## Exercise goal
Keep the wording of every entry exactly as it is while leaving the pictures out of your copy.
:::
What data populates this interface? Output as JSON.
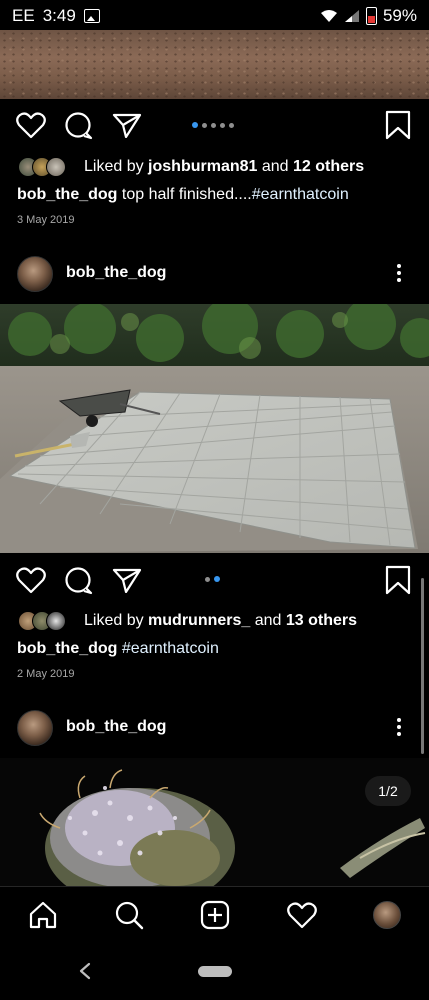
{
  "status_bar": {
    "carrier": "EE",
    "time": "3:49",
    "battery": "59%"
  },
  "post1": {
    "liked_prefix": "Liked by ",
    "liked_user": "joshburman81",
    "liked_and": " and ",
    "liked_others": "12 others",
    "caption_user": "bob_the_dog",
    "caption_text": " top half finished....",
    "caption_tag": "#earnthatcoin",
    "date": "3 May 2019",
    "carousel_count": 5,
    "carousel_active": 0
  },
  "post2": {
    "username": "bob_the_dog",
    "liked_prefix": "Liked by ",
    "liked_user": "mudrunners_",
    "liked_and": " and ",
    "liked_others": "13 others",
    "caption_user": "bob_the_dog",
    "caption_tag": " #earnthatcoin",
    "date": "2 May 2019",
    "carousel_count": 2,
    "carousel_active": 1
  },
  "post3": {
    "username": "bob_the_dog",
    "image_counter": "1/2"
  },
  "icons": {
    "like": "heart-icon",
    "comment": "comment-icon",
    "share": "send-icon",
    "save": "bookmark-icon",
    "home": "home-icon",
    "search": "search-icon",
    "new_post": "plus-square-icon",
    "activity": "heart-icon",
    "profile": "avatar",
    "back": "back-chevron-icon"
  },
  "colors": {
    "accent": "#3897f0",
    "background": "#000000",
    "battery": "#e53935"
  }
}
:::
## Solution
What data populates this interface? Output as JSON.
{
  "status_bar": {
    "carrier": "EE",
    "time": "3:49",
    "battery": "59%"
  },
  "post1": {
    "liked_prefix": "Liked by ",
    "liked_user": "joshburman81",
    "liked_and": " and ",
    "liked_others": "12 others",
    "caption_user": "bob_the_dog",
    "caption_text": " top half finished....",
    "caption_tag": "#earnthatcoin",
    "date": "3 May 2019",
    "carousel_count": 5,
    "carousel_active": 0
  },
  "post2": {
    "username": "bob_the_dog",
    "liked_prefix": "Liked by ",
    "liked_user": "mudrunners_",
    "liked_and": " and ",
    "liked_others": "13 others",
    "caption_user": "bob_the_dog",
    "caption_tag": " #earnthatcoin",
    "date": "2 May 2019",
    "carousel_count": 2,
    "carousel_active": 1
  },
  "post3": {
    "username": "bob_the_dog",
    "image_counter": "1/2"
  },
  "icons": {
    "like": "heart-icon",
    "comment": "comment-icon",
    "share": "send-icon",
    "save": "bookmark-icon",
    "home": "home-icon",
    "search": "search-icon",
    "new_post": "plus-square-icon",
    "activity": "heart-icon",
    "profile": "avatar",
    "back": "back-chevron-icon"
  },
  "colors": {
    "accent": "#3897f0",
    "background": "#000000",
    "battery": "#e53935"
  }
}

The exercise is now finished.